[Stored records]
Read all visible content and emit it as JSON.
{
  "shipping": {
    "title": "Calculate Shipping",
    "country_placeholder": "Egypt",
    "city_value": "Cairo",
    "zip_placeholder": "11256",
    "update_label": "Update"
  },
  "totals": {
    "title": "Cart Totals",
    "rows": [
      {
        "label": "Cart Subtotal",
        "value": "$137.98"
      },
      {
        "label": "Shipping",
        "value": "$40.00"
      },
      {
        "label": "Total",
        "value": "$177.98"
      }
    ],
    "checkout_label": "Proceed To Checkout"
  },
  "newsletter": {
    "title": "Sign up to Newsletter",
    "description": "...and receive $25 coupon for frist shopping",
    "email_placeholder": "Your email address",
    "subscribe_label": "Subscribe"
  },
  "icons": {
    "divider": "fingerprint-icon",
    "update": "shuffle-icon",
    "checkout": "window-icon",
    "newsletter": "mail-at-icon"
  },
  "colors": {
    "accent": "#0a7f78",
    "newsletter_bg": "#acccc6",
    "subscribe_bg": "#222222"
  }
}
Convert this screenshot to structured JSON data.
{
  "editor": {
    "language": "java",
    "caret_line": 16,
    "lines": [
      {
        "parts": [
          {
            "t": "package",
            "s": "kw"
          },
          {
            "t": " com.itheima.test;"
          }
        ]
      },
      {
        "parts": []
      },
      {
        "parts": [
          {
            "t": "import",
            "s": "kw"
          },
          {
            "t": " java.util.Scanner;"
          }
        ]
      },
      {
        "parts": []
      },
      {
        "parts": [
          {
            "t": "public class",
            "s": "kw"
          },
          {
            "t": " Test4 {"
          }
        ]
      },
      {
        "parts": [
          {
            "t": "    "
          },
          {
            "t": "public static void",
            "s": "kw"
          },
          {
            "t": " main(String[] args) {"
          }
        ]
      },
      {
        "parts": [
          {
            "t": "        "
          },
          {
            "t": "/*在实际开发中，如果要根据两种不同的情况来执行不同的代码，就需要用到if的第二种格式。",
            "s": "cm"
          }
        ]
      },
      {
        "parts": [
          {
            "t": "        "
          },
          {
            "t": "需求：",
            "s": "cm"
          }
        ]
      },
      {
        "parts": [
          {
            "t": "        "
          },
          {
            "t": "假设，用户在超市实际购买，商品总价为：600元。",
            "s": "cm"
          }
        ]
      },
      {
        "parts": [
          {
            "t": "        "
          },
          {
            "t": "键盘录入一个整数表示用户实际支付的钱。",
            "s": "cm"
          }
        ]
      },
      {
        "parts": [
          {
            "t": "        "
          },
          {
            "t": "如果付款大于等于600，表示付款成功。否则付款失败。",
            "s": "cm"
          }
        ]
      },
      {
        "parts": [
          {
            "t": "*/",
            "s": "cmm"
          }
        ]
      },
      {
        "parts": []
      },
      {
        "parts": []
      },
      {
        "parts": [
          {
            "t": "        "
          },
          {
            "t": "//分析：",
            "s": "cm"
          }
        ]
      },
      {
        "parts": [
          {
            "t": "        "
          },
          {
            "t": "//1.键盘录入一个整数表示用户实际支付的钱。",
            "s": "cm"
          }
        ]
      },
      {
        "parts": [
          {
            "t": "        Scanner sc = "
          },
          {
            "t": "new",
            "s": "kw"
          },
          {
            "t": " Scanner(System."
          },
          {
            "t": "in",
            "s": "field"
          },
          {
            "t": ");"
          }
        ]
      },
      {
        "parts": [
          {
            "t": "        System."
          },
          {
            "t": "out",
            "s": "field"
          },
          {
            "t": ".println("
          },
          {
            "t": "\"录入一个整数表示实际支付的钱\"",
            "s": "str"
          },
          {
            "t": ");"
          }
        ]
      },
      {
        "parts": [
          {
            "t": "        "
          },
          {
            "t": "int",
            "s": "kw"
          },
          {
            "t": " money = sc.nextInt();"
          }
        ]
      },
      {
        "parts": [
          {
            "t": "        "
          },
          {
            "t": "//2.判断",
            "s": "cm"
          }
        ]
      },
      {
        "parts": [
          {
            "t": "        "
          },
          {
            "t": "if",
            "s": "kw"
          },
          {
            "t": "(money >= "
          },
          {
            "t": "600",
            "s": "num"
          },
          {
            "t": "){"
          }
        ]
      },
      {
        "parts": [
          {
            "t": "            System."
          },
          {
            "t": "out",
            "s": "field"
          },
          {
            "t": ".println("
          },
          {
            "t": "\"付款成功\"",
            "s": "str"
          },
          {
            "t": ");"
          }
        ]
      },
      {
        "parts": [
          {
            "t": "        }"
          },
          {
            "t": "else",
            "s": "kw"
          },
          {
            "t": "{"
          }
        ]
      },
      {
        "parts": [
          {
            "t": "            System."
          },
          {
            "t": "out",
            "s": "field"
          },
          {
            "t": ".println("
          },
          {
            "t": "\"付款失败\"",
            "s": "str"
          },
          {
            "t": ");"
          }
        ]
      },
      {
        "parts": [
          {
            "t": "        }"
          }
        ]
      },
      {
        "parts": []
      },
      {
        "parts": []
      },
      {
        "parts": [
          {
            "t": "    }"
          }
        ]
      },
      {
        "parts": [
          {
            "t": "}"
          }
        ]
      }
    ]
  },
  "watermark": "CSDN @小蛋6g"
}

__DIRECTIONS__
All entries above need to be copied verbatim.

__SOLUTION TO THE PROBLEM__
Read all visible content and emit it as JSON.
{
  "shipping": {
    "title": "Calculate Shipping",
    "country_placeholder": "Egypt",
    "city_value": "Cairo",
    "zip_placeholder": "11256",
    "update_label": "Update"
  },
  "totals": {
    "title": "Cart Totals",
    "rows": [
      {
        "label": "Cart Subtotal",
        "value": "$137.98"
      },
      {
        "label": "Shipping",
        "value": "$40.00"
      },
      {
        "label": "Total",
        "value": "$177.98"
      }
    ],
    "checkout_label": "Proceed To Checkout"
  },
  "newsletter": {
    "title": "Sign up to Newsletter",
    "description": "...and receive $25 coupon for frist shopping",
    "email_placeholder": "Your email address",
    "subscribe_label": "Subscribe"
  },
  "icons": {
    "divider": "fingerprint-icon",
    "update": "shuffle-icon",
    "checkout": "window-icon",
    "newsletter": "mail-at-icon"
  },
  "colors": {
    "accent": "#0a7f78",
    "newsletter_bg": "#acccc6",
    "subscribe_bg": "#222222"
  }
}
Convert this screenshot to structured JSON data.
{
  "editor": {
    "language": "java",
    "caret_line": 16,
    "lines": [
      {
        "parts": [
          {
            "t": "package",
            "s": "kw"
          },
          {
            "t": " com.itheima.test;"
          }
        ]
      },
      {
        "parts": []
      },
      {
        "parts": [
          {
            "t": "import",
            "s": "kw"
          },
          {
            "t": " java.util.Scanner;"
          }
        ]
      },
      {
        "parts": []
      },
      {
        "parts": [
          {
            "t": "public class",
            "s": "kw"
          },
          {
            "t": " Test4 {"
          }
        ]
      },
      {
        "parts": [
          {
            "t": "    "
          },
          {
            "t": "public static void",
            "s": "kw"
          },
          {
            "t": " main(String[] args) {"
          }
        ]
      },
      {
        "parts": [
          {
            "t": "        "
          },
          {
            "t": "/*在实际开发中，如果要根据两种不同的情况来执行不同的代码，就需要用到if的第二种格式。",
            "s": "cm"
          }
        ]
      },
      {
        "parts": [
          {
            "t": "        "
          },
          {
            "t": "需求：",
            "s": "cm"
          }
        ]
      },
      {
        "parts": [
          {
            "t": "        "
          },
          {
            "t": "假设，用户在超市实际购买，商品总价为：600元。",
            "s": "cm"
          }
        ]
      },
      {
        "parts": [
          {
            "t": "        "
          },
          {
            "t": "键盘录入一个整数表示用户实际支付的钱。",
            "s": "cm"
          }
        ]
      },
      {
        "parts": [
          {
            "t": "        "
          },
          {
            "t": "如果付款大于等于600，表示付款成功。否则付款失败。",
            "s": "cm"
          }
        ]
      },
      {
        "parts": [
          {
            "t": "*/",
            "s": "cmm"
          }
        ]
      },
      {
        "parts": []
      },
      {
        "parts": []
      },
      {
        "parts": [
          {
            "t": "        "
          },
          {
            "t": "//分析：",
            "s": "cm"
          }
        ]
      },
      {
        "parts": [
          {
            "t": "        "
          },
          {
            "t": "//1.键盘录入一个整数表示用户实际支付的钱。",
            "s": "cm"
          }
        ]
      },
      {
        "parts": [
          {
            "t": "        Scanner sc = "
          },
          {
            "t": "new",
            "s": "kw"
          },
          {
            "t": " Scanner(System."
          },
          {
            "t": "in",
            "s": "field"
          },
          {
            "t": ");"
          }
        ]
      },
      {
        "parts": [
          {
            "t": "        System."
          },
          {
            "t": "out",
            "s": "field"
          },
          {
            "t": ".println("
          },
          {
            "t": "\"录入一个整数表示实际支付的钱\"",
            "s": "str"
          },
          {
            "t": ");"
          }
        ]
      },
      {
        "parts": [
          {
            "t": "        "
          },
          {
            "t": "int",
            "s": "kw"
          },
          {
            "t": " money = sc.nextInt();"
          }
        ]
      },
      {
        "parts": [
          {
            "t": "        "
          },
          {
            "t": "//2.判断",
            "s": "cm"
          }
        ]
      },
      {
        "parts": [
          {
            "t": "        "
          },
          {
            "t": "if",
            "s": "kw"
          },
          {
            "t": "(money >= "
          },
          {
            "t": "600",
            "s": "num"
          },
          {
            "t": "){"
          }
        ]
      },
      {
        "parts": [
          {
            "t": "            System."
          },
          {
            "t": "out",
            "s": "field"
          },
          {
            "t": ".println("
          },
          {
            "t": "\"付款成功\"",
            "s": "str"
          },
          {
            "t": ");"
          }
        ]
      },
      {
        "parts": [
          {
            "t": "        }"
          },
          {
            "t": "else",
            "s": "kw"
          },
          {
            "t": "{"
          }
        ]
      },
      {
        "parts": [
          {
            "t": "            System."
          },
          {
            "t": "out",
            "s": "field"
          },
          {
            "t": ".println("
          },
          {
            "t": "\"付款失败\"",
            "s": "str"
          },
          {
            "t": ");"
          }
        ]
      },
      {
        "parts": [
          {
            "t": "        }"
          }
        ]
      },
      {
        "parts": []
      },
      {
        "parts": []
      },
      {
        "parts": [
          {
            "t": "    }"
          }
        ]
      },
      {
        "parts": [
          {
            "t": "}"
          }
        ]
      }
    ]
  },
  "watermark": "CSDN @小蛋6g"
}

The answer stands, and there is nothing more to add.